Rumi gives us a way in to Islam, not an invitation to divorce it.  There's an hadith that says Allah told Muhammad that the thing Allah hates most (of all the legal things) is "divorce," which is better translated as "separation."  Here's my invitation to you: use the Rumi you love as a way to kneel and kiss the ground of Islam, instead of refusing to even entertain the notion that Islam--at least, the ugly face we've insisted it wear in public--is the parent of such exquisite beauty.

Put down the Coleman Barks and go read some William Chittick, or a good translation of the Masnawi.  Confront yourself with ambiguity that forces you to wrestle with difficult things.  Find the beauty in the struggle for beauty, and gaze in awe and wonder at the miracle of your own heart.

To read more by those far wiser than I, please click here.

What's in a Name?

by Deborah Addington on 04/09/11

Quite a lot, as it turns out--at least with 12th century Sufi poets.

 Most folks just call him Rumi, which simply means "the Roman," and is an allusion to where Mevlana lived in Anatolia.  It does not mean "available for mistranslation or misinterpretation of work by those who don't speak Farsi, Persian or Turkish."

Having just created this blog as an act of public scholarship, I set out to find some nice art to fancy it up with.  Having learned that Rumi is actually something of an insult and rarely if ever used by his adherents, I searched for Mevlana instead.  I immediately noticed a difference: when I searched for Rumi, most of the sites came back in English.  When I searched Mevlana, almost every single site was in Arabic, Farsi or Turkish.  To be fair, because I can't read them yet, I may be misidentifying the languages, but I do know for sure that they weren't English.

That says something to me.  It says "Rumi" is for people who like their wisdom bite-sized, instantly and in English.  "Rumi" fits on a bumper sticker or coffee mug, is easy to pronounce and provides an accessible referent.  It's the finger pointing at the man.  Now that I know Coleman Barks didn't translate Rumi but rather wrote his own interpretations of Mevlana's (sometimes poorly) translated works, I feel a little sad.  There's beauty in how Barks puts things, sure, but it isn't Mevlana. 

This amazing scholar and poet had titles as well as names.  "Mevlana" is one of them; it means "our master" or "our teacher."  "Hudawandigar" means "distinguished leader."  The term "mevlevi" refers not only to a follower of Mevlana, but also means "one with an awakened heart."  It seems that the man became a figure on which one might hang many beautiful names.

The term "sufi" comes from the root word for "wool," and speaks to simplicity, the beauty in simple everyday things.  The hats that dervishes wear are made of wool and are symbolic of the tombstones of the nafs, ofeten loosely translated as "ego."  "Dervish" means "one who stands on/at a threshold," and Sufis certainly dance with the liminal.  We are always at a threshold, one between the world we experience and the tawhid or oneness of Allah. 

This post is dedicated to Silas Knight, who warned me early on, when I was too foolish to listen.  I get it now.  Thank you, Silas.

Welcome to my Mevlana blog!  The purpose of this is twofold: one is to help me, as a grad student, distill the abundance of information I'm getting from Dr. Ibrahim Farajaje's doctoral-level course on Jala al-Din Mevlana Rumi's work, especially the Masnawi.  The other purpose is to see how well I can absorb this complex information, synthesize it and cough it back up accessibly.  With the terror-instilling "radicalization of Islam" rhetorc that's currently being spewed all over us, this information will, I hope, help readers to come to new and deeper understandings of Islam.  Please feel free to share this blog widely and at will.
Questions?
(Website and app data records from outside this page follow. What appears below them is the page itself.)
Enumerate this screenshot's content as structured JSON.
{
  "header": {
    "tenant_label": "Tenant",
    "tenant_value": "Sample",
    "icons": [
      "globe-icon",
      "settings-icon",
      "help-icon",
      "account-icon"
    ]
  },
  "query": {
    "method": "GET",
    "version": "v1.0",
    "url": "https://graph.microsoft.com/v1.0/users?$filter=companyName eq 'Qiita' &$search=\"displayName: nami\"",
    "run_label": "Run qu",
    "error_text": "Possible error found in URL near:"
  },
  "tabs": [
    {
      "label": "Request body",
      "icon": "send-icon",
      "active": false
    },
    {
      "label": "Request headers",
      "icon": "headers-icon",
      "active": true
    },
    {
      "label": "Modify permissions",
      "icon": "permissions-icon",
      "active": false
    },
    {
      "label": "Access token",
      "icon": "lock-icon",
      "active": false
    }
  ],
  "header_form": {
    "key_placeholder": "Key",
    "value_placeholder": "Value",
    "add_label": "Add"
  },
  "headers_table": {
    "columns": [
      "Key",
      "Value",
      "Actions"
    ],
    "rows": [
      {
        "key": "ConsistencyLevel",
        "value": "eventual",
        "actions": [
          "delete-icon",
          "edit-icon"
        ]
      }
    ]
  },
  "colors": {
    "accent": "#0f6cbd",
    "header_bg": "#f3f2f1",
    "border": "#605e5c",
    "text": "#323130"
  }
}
Stuff you'd like to know? Comments?  Just drop me an email.  Thanks for visiting!
my "Hu"
Calligraphy in the shape of a Sufi nafs tombstone hat.  I can't translate--yet.
My first written word in Arabic: "Hu"
Ney, the Reed Flute